Pat the dough into one big mass. If you need to add a bit more flour, add in small increments (1 teaspoon at a time). Sprinkle the flour over just the area that is too moist and sticky. Once your hands do not stick to the dough a lot, its ready. Divide the dough in half with a bench knife or other sharp knife.
Shape each half of the dough into a circle that is about 3/4 to 1 inch thick.
Cut each circle in half, and then cut each half in half – giving you 4 pieces. Then cut each of the 4 pieces in half giving you 8 triangles.
Place the cut scones in the freezer, uncovered, for at least 30-minutes before baking. This helps the scones texture and provides the highest rise. You can pre-heat the oven to 425°F (215°C) if you didn’t already.
Separate the wedges from the circles and space out about 1/2 inch between each scone on the baking pan.
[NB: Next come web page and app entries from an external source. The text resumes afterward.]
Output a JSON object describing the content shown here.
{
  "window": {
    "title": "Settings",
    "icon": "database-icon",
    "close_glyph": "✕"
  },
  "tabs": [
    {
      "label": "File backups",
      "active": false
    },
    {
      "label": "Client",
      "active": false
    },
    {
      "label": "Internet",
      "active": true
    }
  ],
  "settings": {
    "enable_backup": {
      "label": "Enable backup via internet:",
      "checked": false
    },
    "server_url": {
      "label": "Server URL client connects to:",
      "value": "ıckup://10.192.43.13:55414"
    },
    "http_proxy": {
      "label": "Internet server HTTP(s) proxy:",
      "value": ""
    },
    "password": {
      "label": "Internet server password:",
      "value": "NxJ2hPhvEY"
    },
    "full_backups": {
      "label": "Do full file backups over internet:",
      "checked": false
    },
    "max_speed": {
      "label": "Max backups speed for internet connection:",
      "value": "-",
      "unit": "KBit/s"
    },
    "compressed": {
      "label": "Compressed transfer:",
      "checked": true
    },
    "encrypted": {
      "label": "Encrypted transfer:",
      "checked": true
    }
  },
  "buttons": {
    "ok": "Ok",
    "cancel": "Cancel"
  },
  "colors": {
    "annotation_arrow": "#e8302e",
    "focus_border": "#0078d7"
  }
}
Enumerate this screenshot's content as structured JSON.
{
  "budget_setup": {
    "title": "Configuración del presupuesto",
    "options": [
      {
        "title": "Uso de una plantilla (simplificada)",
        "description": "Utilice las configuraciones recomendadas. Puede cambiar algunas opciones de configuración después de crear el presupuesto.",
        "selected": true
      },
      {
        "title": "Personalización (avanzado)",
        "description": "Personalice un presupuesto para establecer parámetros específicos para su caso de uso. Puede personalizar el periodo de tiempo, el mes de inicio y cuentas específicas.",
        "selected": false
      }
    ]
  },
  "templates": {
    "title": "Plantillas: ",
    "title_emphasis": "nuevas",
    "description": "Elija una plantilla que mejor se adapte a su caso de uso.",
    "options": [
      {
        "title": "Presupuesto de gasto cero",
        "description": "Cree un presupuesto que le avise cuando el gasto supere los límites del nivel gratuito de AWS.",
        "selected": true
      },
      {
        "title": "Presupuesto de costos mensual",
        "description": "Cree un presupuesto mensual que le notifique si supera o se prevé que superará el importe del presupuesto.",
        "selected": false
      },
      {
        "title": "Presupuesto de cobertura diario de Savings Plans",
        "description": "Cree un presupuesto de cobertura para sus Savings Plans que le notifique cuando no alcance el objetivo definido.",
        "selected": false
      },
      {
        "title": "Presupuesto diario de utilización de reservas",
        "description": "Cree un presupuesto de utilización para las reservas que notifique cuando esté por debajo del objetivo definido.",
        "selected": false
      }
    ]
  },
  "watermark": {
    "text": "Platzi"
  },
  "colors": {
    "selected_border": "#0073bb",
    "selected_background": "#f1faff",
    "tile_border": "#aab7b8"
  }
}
Before baking, brush each triangle lightly with half and half. And if desired, sprinkle with coarse white sugar (or even regular sugar or cinnamon sugar).
Freezing for another day: If you plan to bake another day, simply place the frozen scones (leave in freezer uncovered overnight to freeze solid) in a zip-top freezer bag. Wait to this stage with half & half and sugar until you are ready to bake. When you are ready to bake, bake them right out of the freezer (do not thaw) and add about 4-5 minutes baking time.
Place scones in a preheated oven and bake at 425°F (215°C) for 18-23 minutes or until they’re golden brown and a toothpick inserted into the center of one scone comes out clean, with no wet crumbs. Do not over-bake. I would start checking for doneness at the 18 minute mark to be safe.
See how they puffed up. That was from freezing them 30-minutes prior to baking. These made my house smell divine!
Remove the scones from the oven and cool slightly before serving. Serve warm. You can emulate fresh from the oven by microwaving for 10-15 seconds.
You can tell just by looking at these close up they are tender inside. And man these were good! I hope you give them a try and let me know how they turned out (please comment below).
Enjoy the comfort of food!
PS: If you see mistakes (i.e., spelling errors or inconsistencies in the recipe), please tell me right away. I appreciate any help I can get!